With apologies to Sega's classic "Genesis does what Nintendon't" ad campaign, there are that do things the upcoming Apple iPad simply can't. While Apple's tablet runs a version of the company's iPhone operating system, most of these tablets run different flavors of Windows, and (at least in theory) are capable of performing any task a standard laptop can.
The benefits of having a full computer operating system are many, from running your choice of Web browsers, such as Firefox or Chrome, to streaming Flash video from Hulu and other sites. These missing features are among the biggest complaints leveled (admittedly usually sight unseen) against the iPad.

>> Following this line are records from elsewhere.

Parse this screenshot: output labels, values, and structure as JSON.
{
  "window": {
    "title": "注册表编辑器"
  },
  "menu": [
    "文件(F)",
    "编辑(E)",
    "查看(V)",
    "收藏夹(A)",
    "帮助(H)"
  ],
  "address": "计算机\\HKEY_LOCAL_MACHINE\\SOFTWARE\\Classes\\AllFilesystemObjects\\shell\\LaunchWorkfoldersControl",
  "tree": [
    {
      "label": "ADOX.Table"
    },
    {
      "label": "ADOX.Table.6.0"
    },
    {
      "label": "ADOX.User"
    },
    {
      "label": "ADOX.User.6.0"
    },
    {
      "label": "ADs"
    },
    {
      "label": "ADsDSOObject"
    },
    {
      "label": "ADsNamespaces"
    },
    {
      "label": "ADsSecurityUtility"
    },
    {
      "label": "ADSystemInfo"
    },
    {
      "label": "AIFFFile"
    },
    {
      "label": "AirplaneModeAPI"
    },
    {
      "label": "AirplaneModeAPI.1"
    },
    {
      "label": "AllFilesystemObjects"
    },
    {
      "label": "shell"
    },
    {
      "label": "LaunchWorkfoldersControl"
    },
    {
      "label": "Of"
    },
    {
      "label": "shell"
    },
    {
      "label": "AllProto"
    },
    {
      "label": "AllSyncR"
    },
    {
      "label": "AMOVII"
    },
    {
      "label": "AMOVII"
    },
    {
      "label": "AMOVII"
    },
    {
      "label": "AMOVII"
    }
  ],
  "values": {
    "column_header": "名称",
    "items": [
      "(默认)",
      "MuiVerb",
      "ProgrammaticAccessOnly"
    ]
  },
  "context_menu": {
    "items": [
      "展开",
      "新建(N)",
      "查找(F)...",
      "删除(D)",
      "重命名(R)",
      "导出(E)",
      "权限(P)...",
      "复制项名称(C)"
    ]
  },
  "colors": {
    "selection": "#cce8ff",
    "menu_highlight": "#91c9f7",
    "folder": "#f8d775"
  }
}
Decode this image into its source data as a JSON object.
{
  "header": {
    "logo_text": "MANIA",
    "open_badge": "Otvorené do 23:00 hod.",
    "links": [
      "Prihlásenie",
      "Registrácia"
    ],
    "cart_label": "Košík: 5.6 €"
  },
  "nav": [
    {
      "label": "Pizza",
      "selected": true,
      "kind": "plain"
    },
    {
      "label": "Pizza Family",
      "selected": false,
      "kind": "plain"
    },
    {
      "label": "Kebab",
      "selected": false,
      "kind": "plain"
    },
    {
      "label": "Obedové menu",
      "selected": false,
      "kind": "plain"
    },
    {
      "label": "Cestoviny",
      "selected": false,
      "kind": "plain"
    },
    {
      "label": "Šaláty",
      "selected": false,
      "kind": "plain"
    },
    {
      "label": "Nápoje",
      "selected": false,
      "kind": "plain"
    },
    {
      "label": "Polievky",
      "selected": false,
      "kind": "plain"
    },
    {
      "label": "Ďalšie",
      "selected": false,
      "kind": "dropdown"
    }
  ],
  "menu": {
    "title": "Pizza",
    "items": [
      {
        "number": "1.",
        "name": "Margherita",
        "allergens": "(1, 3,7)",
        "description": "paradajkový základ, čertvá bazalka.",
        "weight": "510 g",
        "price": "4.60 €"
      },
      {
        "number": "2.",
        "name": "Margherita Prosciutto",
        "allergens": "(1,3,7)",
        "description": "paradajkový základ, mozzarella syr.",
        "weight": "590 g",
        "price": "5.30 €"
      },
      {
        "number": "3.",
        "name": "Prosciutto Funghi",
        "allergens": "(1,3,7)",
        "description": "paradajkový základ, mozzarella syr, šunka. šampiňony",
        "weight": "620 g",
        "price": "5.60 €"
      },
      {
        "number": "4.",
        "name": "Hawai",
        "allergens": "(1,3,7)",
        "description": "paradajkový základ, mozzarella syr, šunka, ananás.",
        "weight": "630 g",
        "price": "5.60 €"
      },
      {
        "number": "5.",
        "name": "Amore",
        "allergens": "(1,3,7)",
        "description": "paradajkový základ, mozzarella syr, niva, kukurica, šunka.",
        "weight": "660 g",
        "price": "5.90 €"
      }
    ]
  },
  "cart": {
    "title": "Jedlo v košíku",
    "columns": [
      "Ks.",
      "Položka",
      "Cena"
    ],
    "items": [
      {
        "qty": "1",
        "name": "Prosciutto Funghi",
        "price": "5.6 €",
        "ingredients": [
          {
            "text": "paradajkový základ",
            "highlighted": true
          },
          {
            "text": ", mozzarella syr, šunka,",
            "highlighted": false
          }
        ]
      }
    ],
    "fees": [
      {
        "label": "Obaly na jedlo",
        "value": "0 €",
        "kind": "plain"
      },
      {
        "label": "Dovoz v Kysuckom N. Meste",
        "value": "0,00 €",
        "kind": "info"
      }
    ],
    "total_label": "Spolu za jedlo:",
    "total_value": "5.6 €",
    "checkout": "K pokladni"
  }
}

We previously asked; arguing on one hand that the look and feel of app-driven devices is slowly migrating to small Netbook and smartbook systems (rather than the other way around), and pointing to the iPad's very computer-oriented iWork suite.

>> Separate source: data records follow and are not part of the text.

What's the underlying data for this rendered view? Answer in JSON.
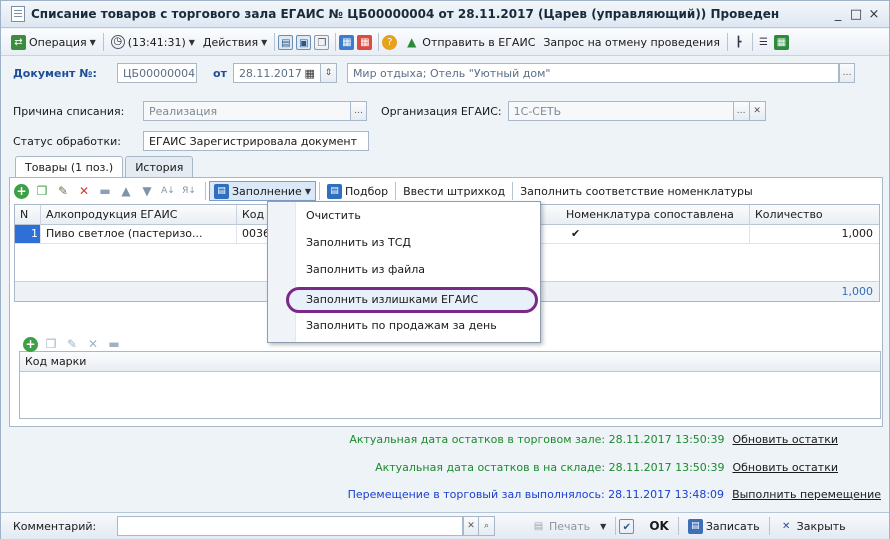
{
  "window": {
    "title": "Списание товаров с торгового зала ЕГАИС № ЦБ00000004 от 28.11.2017 (Царев (управляющий)) Проведен",
    "minimize": "_",
    "maximize": "□",
    "close": "×"
  },
  "commandbar": {
    "operation": "Операция",
    "time": "(13:41:31)",
    "actions": "Действия",
    "send_egais": "Отправить в ЕГАИС",
    "cancel_request": "Запрос на отмену проведения"
  },
  "header": {
    "doc_no_label": "Документ №:",
    "doc_no": "ЦБ00000004",
    "date_label": "от",
    "date": "28.11.2017",
    "location": "Мир отдыха; Отель \"Уютный дом\"",
    "reason_label": "Причина списания:",
    "reason": "Реализация",
    "org_label": "Организация ЕГАИС:",
    "org": "1С-СЕТЬ",
    "status_label": "Статус обработки:",
    "status": "ЕГАИС Зарегистрировала документ"
  },
  "tabs": [
    "Товары (1 поз.)",
    "История"
  ],
  "goods_toolbar": {
    "fill": "Заполнение",
    "pick": "Подбор",
    "barcode": "Ввести штрихкод",
    "match": "Заполнить соответствие номенклатуры"
  },
  "grid": {
    "columns": [
      "N",
      "Алкопродукция ЕГАИС",
      "Код пр",
      "Номенклатура сопоставлена",
      "Количество"
    ],
    "rows": [
      {
        "n": "1",
        "product": "Пиво светлое (пастеризо...",
        "code": "00363",
        "matched": "✔",
        "qty": "1,000"
      }
    ],
    "total_qty": "1,000"
  },
  "menu": {
    "items": [
      "Очистить",
      "Заполнить из ТСД",
      "Заполнить из файла",
      "Заполнить излишками ЕГАИС",
      "Заполнить по продажам за день"
    ]
  },
  "marks_grid": {
    "column": "Код марки"
  },
  "info": {
    "line1": "Актуальная дата остатков в торговом зале: 28.11.2017 13:50:39",
    "line1_link": "Обновить остатки",
    "line2": "Актуальная дата остатков в на складе: 28.11.2017 13:50:39",
    "line2_link": "Обновить остатки",
    "line3": "Перемещение в торговый зал выполнялось: 28.11.2017 13:48:09",
    "line3_link": "Выполнить перемещение"
  },
  "bottom": {
    "comment_label": "Комментарий:",
    "print": "Печать",
    "ok": "OK",
    "save": "Записать",
    "close": "Закрыть"
  },
  "colors": {
    "accent_blue": "#2f6fd8",
    "highlight_ring": "#7a2a86",
    "info_green": "#1c8a2c",
    "info_blue": "#1b3fcf"
  }
}
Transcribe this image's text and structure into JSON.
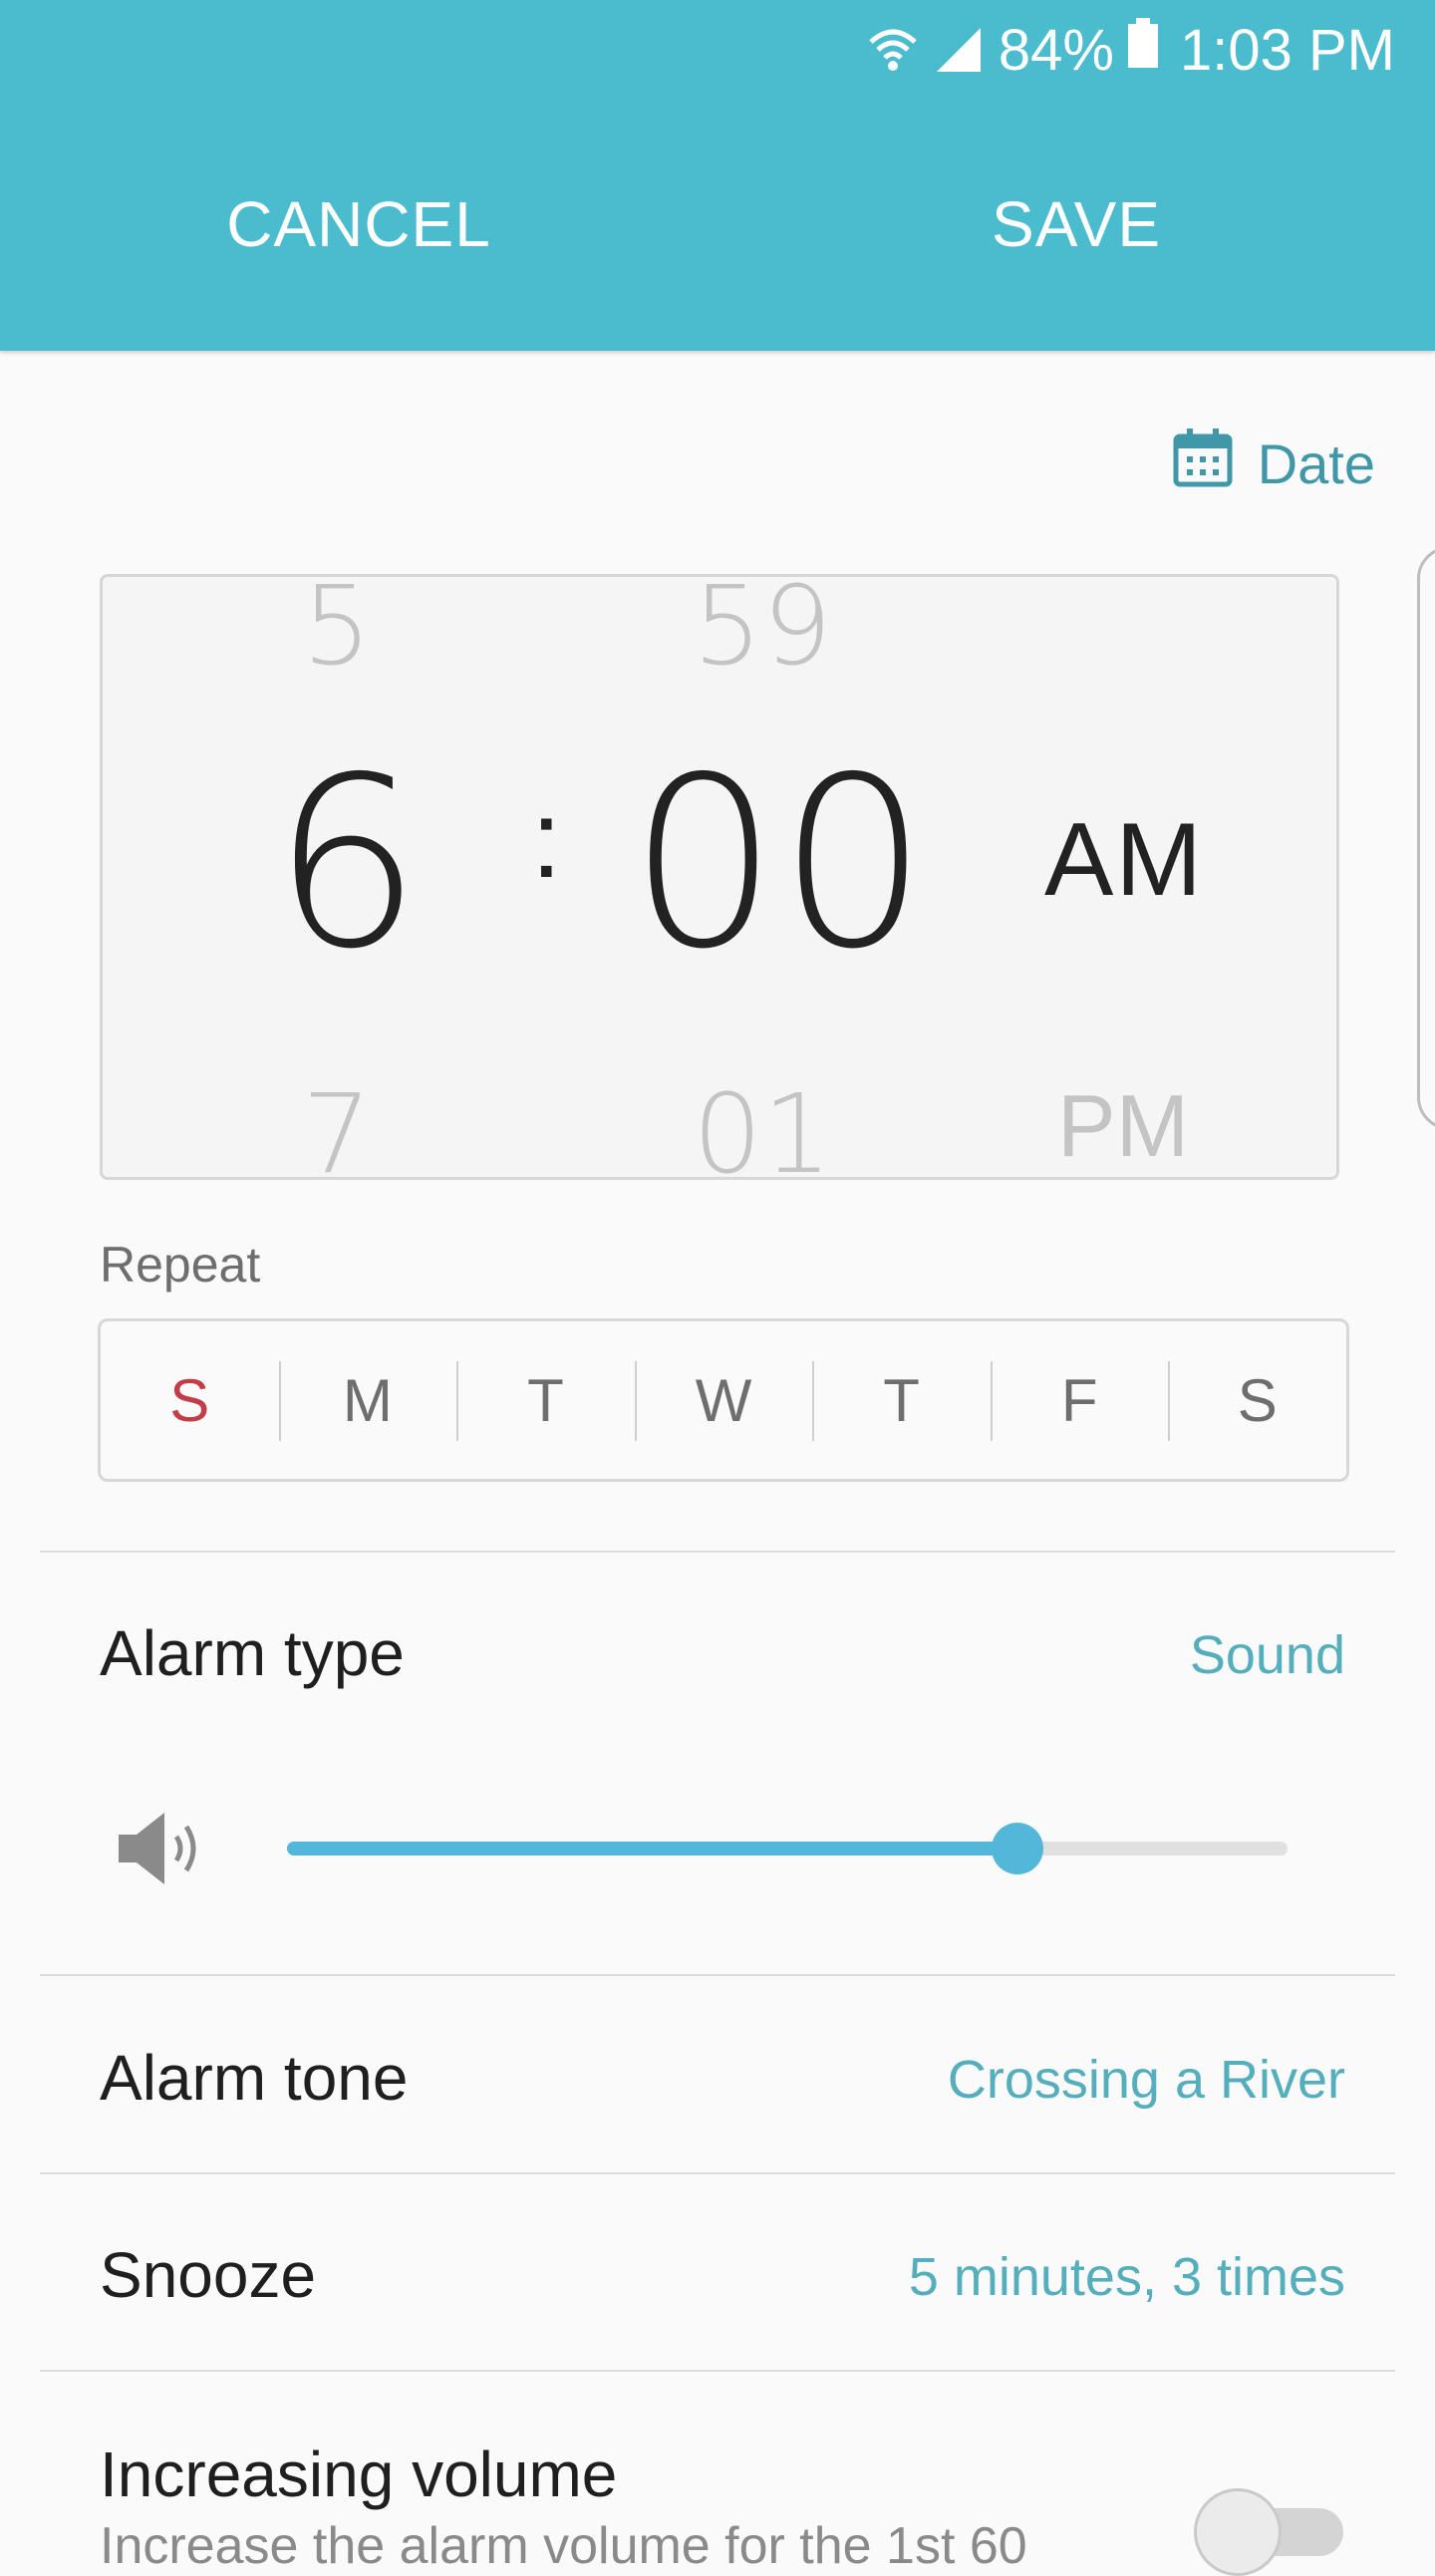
{
  "status_bar": {
    "battery": "84%",
    "time": "1:03 PM",
    "icons": [
      "wifi-icon",
      "signal-icon",
      "battery-icon"
    ]
  },
  "header": {
    "cancel_label": "CANCEL",
    "save_label": "SAVE",
    "background": "#4bbbce"
  },
  "date_link": {
    "label": "Date",
    "icon": "calendar-icon"
  },
  "time_picker": {
    "hour_prev": "5",
    "hour": "6",
    "hour_next": "7",
    "separator": ":",
    "minute_prev": "59",
    "minute": "00",
    "minute_next": "01",
    "period": "AM",
    "period_next": "PM"
  },
  "repeat": {
    "label": "Repeat",
    "days": [
      "S",
      "M",
      "T",
      "W",
      "T",
      "F",
      "S"
    ]
  },
  "alarm_type": {
    "title": "Alarm type",
    "value": "Sound",
    "volume_level": 0.73
  },
  "alarm_tone": {
    "title": "Alarm tone",
    "value": "Crossing a River"
  },
  "snooze": {
    "title": "Snooze",
    "value": "5 minutes, 3 times"
  },
  "increasing_volume": {
    "title": "Increasing volume",
    "subtitle": "Increase the alarm volume for the 1st 60",
    "enabled": false
  },
  "colors": {
    "accent": "#55aebc",
    "sunday": "#c13d48",
    "slider": "#52b7d9"
  }
}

One the other side, the iPad's lack of freedom to install basic apps and plug-ins makes it far too limited a system to be considered a full-fledged computer. Ditto for the lack of multitasking.
In adopting one of these other touch devices as your tablet of choice, you pick up plenty of flexibility, but at the same time, lose out on the carefully constructed walled-garden of Apple's user interface. For the most part, you're stuck with a standard Windows XP or Win 7 setup, with perhaps some touch-friendly control overlays (if even that).

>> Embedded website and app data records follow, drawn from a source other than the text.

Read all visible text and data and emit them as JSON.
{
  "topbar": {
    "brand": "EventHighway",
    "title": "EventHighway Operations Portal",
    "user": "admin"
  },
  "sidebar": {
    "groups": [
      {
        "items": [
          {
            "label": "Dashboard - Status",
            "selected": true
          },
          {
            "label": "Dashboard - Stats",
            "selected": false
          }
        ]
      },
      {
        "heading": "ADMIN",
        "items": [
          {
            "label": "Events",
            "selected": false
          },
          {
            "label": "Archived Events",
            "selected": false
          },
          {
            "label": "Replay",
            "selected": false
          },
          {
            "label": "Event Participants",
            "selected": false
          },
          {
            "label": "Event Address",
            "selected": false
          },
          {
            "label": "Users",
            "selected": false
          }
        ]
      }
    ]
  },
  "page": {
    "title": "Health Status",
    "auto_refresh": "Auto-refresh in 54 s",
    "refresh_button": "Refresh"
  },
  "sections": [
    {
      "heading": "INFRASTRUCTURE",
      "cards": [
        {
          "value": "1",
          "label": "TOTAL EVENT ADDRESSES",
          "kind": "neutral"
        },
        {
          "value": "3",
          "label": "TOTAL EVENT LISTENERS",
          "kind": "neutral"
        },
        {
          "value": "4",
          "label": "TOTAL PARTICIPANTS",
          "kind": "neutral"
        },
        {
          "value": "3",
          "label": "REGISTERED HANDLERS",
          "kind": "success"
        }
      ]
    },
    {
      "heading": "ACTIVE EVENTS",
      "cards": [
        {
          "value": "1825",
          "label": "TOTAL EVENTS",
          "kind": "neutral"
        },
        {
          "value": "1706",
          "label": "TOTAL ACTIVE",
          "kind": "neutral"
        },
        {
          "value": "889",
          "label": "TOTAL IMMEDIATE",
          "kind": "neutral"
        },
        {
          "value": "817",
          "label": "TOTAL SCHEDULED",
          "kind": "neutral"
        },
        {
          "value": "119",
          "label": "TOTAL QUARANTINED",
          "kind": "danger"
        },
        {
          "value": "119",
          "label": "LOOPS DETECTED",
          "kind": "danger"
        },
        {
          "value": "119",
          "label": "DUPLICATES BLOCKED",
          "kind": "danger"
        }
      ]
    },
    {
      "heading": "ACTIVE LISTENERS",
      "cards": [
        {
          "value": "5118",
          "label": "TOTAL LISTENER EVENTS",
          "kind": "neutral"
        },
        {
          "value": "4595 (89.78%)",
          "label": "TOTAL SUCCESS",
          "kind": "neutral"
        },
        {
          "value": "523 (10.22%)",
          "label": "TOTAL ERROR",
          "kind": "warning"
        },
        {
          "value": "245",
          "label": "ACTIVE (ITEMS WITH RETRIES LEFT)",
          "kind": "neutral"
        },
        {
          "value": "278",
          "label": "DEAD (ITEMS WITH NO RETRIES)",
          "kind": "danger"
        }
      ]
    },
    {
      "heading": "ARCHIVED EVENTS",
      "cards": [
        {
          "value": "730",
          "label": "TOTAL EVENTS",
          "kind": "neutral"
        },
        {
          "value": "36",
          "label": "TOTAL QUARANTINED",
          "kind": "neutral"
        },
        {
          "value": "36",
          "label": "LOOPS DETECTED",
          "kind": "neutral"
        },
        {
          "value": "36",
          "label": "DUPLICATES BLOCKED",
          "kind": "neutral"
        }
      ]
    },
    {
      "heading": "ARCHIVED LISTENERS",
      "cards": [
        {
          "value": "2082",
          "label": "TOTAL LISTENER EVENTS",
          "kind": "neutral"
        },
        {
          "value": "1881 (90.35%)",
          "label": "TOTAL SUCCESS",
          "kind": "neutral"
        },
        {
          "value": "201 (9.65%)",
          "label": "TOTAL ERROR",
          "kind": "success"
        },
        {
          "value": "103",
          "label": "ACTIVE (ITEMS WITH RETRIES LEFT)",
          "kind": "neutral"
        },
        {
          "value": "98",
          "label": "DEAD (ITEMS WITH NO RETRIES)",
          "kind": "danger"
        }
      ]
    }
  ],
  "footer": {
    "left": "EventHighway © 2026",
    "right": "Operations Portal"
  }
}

Of the products we've tested, none comes close to being the all-things-to-all-people tablet PC that could rightfully be called an iPad killer. In fact, most were downright frustrating to use, thanks to slow hardware and inexact touch controls.
That said, pleasethat do a few things the iPad can only dream of. Note that some of these are currently shipping and some are prototypes of to-be-released products.